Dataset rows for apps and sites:

⟨

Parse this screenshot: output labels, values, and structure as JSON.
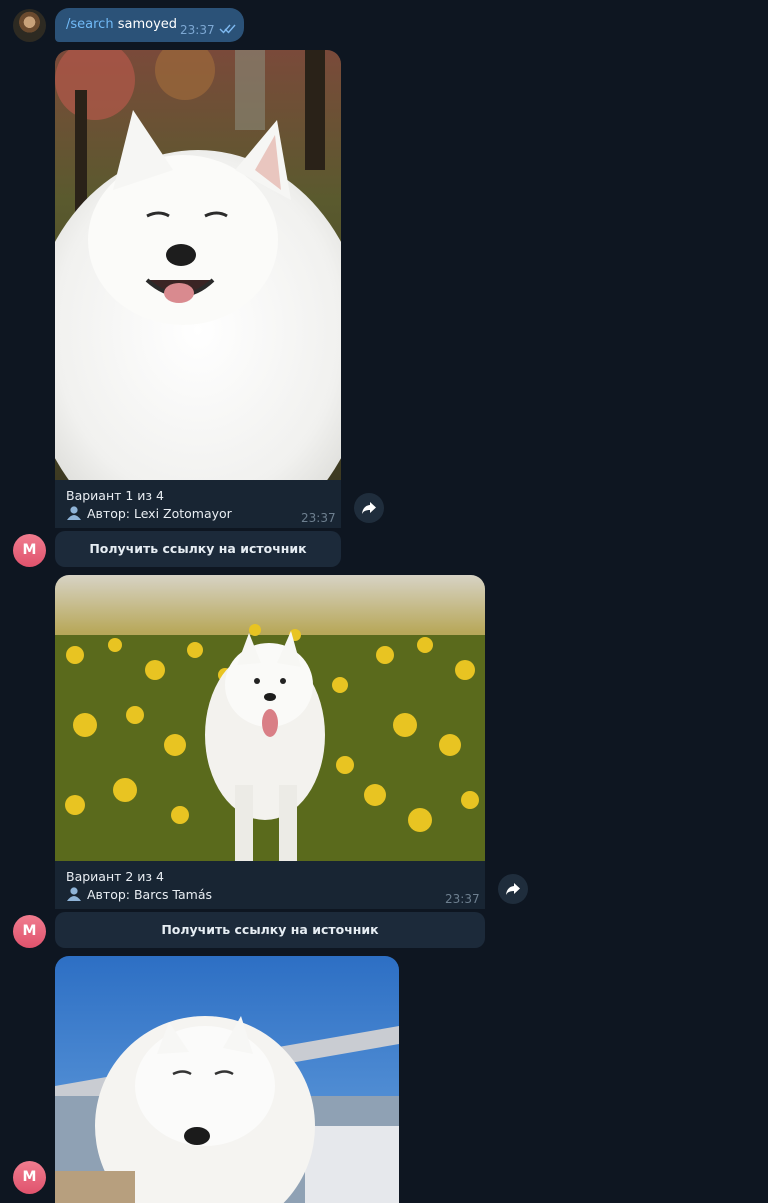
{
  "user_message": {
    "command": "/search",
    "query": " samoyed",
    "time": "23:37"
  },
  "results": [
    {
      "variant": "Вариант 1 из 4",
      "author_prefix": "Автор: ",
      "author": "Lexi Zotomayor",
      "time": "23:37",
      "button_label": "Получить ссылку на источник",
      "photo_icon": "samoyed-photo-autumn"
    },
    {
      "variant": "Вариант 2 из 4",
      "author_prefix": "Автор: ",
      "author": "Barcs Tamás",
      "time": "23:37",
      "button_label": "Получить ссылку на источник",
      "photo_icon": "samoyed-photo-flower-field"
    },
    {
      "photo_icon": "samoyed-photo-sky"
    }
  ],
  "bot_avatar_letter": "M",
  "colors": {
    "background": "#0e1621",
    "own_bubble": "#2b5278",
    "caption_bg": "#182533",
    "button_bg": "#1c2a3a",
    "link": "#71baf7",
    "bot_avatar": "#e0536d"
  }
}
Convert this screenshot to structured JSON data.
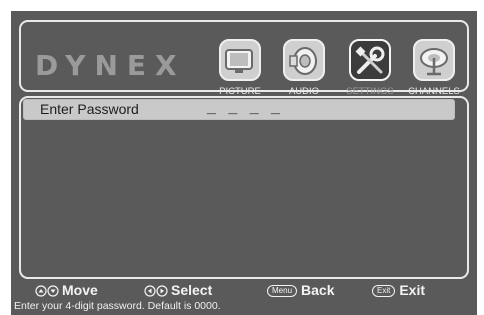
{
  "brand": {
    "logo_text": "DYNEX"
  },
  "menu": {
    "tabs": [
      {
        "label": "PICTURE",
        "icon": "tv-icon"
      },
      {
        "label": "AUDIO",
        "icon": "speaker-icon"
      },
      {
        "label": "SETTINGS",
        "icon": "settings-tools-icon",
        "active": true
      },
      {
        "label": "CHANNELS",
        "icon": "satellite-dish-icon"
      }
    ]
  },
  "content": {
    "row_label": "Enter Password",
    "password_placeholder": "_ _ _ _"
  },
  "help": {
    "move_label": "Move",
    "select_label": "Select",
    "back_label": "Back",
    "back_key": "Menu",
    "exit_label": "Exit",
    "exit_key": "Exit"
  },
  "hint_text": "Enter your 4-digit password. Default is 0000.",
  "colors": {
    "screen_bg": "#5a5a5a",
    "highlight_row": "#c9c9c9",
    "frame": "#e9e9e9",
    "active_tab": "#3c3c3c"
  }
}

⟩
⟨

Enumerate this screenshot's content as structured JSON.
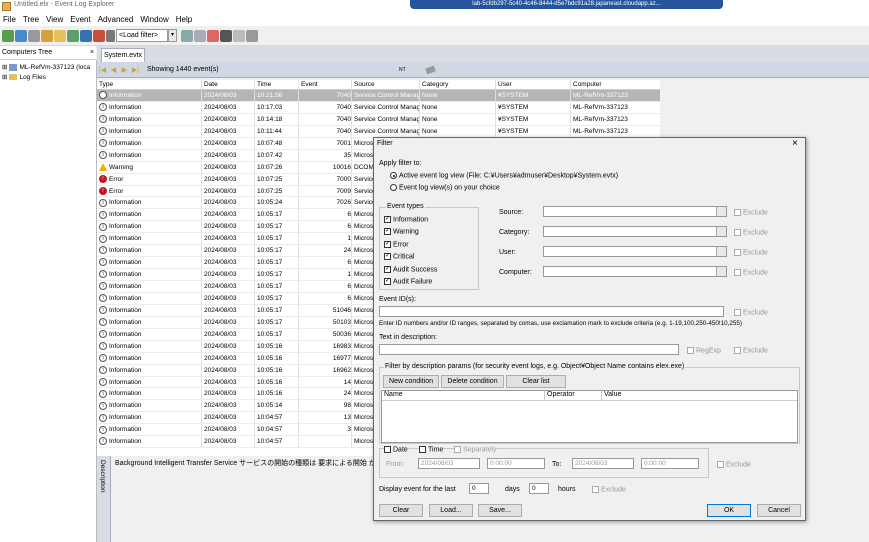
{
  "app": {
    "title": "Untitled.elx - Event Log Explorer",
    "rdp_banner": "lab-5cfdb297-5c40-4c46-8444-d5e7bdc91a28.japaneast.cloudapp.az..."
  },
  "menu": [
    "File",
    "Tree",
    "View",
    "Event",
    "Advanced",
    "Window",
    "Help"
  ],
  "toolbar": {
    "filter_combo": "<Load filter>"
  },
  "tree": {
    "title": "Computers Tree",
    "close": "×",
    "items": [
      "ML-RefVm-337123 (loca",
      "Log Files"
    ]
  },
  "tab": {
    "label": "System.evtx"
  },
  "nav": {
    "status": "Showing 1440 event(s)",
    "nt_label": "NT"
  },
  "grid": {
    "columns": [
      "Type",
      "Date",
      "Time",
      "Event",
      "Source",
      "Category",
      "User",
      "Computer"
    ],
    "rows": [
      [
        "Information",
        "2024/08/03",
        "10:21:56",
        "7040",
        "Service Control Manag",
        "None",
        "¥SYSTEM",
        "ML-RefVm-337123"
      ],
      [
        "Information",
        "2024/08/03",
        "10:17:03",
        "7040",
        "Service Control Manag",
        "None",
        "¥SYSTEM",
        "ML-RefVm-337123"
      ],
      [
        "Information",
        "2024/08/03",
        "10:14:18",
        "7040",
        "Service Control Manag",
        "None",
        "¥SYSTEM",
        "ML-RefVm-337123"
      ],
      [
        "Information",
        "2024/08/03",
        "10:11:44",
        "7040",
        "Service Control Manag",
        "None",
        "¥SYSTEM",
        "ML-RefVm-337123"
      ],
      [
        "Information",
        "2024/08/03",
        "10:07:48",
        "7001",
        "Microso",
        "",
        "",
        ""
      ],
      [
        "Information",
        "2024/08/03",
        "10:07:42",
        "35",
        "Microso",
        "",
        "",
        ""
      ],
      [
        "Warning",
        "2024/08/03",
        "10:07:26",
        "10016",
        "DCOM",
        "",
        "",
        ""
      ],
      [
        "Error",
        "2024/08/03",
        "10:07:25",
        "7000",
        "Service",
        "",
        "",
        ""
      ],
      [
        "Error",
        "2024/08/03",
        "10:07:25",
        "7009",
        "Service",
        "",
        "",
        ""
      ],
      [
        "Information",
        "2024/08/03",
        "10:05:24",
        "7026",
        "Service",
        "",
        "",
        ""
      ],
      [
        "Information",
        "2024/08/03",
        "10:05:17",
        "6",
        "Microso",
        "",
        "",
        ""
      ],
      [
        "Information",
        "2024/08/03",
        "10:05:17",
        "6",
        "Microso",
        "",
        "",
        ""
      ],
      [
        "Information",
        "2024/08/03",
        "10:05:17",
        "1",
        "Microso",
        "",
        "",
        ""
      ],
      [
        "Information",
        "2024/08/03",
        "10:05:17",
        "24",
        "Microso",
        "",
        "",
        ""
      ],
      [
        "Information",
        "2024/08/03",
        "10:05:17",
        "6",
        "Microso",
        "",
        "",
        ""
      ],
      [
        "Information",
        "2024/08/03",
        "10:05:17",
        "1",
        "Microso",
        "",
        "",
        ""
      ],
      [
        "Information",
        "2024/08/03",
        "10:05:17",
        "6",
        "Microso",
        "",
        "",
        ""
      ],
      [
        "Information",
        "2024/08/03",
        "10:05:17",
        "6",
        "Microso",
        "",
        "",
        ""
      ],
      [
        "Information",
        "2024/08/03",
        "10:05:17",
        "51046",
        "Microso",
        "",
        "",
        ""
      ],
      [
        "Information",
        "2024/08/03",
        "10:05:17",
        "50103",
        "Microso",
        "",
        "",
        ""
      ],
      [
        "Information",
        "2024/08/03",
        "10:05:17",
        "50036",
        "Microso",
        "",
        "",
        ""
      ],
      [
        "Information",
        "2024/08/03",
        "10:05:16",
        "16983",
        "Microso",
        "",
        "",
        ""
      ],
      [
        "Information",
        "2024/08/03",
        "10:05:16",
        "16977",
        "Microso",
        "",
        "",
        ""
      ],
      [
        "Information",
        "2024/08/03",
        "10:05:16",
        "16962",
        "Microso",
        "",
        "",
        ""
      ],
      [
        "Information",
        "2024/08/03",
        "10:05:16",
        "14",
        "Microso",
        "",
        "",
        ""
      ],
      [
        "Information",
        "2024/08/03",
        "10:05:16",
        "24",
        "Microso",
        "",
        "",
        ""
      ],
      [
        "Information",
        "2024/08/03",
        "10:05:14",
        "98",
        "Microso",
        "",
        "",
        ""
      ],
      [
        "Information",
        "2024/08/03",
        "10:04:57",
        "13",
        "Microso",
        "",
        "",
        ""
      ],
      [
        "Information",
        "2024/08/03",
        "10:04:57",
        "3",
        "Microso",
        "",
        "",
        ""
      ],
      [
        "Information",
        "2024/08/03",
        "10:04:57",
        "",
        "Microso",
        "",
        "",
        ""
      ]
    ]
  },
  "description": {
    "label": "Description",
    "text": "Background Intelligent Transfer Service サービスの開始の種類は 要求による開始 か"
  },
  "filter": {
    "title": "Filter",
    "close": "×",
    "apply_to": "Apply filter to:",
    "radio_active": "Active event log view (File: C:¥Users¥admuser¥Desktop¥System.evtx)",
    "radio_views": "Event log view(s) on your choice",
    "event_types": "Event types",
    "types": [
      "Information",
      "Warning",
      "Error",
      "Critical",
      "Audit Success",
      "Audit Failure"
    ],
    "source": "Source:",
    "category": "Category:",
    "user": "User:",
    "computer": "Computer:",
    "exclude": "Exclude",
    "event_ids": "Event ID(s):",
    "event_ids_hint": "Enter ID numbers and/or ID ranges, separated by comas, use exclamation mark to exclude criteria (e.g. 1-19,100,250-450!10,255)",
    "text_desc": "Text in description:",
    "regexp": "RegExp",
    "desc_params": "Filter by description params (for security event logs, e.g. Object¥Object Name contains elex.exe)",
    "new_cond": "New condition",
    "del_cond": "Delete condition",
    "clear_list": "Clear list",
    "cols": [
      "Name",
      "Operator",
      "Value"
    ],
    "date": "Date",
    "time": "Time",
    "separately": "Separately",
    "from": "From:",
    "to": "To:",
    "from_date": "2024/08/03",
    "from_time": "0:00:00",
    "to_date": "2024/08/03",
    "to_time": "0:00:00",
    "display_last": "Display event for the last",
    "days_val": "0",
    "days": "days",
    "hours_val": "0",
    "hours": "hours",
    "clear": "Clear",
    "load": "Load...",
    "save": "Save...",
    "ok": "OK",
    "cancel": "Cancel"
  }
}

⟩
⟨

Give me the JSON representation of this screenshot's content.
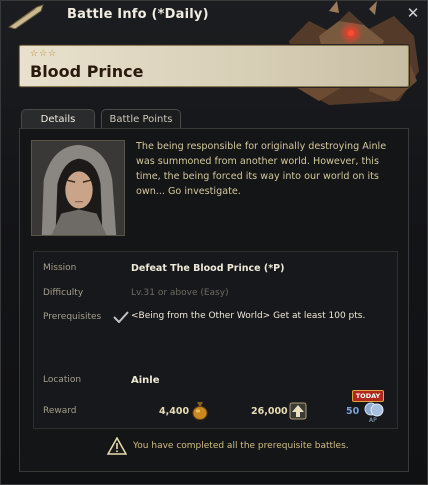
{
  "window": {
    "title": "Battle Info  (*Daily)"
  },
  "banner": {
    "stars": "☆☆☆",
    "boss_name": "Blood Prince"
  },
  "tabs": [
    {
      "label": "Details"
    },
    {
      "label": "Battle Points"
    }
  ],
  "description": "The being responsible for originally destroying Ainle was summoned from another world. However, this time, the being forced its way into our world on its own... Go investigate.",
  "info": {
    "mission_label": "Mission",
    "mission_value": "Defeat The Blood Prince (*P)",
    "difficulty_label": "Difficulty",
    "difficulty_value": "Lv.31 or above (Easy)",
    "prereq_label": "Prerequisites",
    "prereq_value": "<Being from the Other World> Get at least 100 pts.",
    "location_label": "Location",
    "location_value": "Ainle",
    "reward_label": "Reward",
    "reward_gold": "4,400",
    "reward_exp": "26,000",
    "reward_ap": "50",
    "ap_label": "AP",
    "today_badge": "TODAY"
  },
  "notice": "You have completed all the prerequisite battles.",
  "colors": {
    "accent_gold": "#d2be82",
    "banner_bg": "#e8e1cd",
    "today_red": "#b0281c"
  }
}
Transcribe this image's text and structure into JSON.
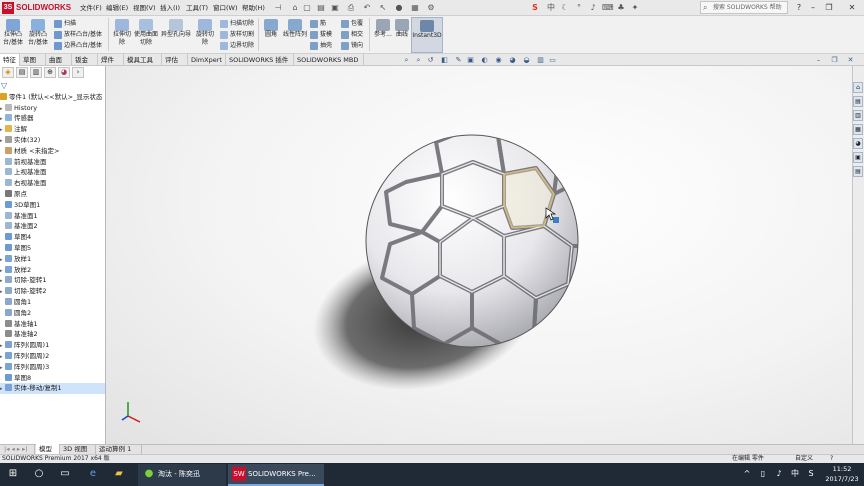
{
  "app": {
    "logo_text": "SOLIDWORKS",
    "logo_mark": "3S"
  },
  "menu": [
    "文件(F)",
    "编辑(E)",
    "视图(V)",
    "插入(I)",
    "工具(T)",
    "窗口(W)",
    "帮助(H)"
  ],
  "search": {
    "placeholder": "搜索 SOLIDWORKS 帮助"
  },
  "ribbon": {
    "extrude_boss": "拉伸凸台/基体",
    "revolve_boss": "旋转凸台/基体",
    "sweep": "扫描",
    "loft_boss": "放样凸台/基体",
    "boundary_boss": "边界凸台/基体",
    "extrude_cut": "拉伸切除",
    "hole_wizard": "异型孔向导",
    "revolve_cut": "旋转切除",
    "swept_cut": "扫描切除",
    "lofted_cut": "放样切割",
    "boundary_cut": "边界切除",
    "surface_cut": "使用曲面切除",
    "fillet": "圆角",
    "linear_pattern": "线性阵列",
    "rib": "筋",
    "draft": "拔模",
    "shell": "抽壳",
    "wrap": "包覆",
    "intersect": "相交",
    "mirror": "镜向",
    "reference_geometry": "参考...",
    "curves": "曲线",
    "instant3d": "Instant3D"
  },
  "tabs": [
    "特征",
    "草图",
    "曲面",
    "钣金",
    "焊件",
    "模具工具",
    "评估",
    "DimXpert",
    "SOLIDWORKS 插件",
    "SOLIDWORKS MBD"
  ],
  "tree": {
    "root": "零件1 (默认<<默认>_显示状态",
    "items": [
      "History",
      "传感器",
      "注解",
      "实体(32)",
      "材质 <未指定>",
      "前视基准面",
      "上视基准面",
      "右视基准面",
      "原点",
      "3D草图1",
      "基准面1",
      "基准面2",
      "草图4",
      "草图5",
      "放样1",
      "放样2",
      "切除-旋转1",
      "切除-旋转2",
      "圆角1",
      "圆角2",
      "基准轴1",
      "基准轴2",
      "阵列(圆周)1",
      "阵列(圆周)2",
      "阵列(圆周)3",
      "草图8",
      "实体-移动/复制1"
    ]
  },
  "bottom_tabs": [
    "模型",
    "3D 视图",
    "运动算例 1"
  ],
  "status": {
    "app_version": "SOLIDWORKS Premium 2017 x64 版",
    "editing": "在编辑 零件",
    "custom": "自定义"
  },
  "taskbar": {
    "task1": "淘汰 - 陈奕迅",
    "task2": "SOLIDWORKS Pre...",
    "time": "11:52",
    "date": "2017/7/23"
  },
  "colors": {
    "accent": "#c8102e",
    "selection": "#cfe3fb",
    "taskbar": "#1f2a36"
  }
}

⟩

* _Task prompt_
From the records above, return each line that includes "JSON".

* _Exercise answer_
Parse this screenshot: output labels, values, and structure as JSON.
Convert this screenshot to structured JSON data.
Enumerate this screenshot's content as structured JSON.
Give me the JSON representation of this screenshot's content.
Transcribe this image's text and structure into JSON.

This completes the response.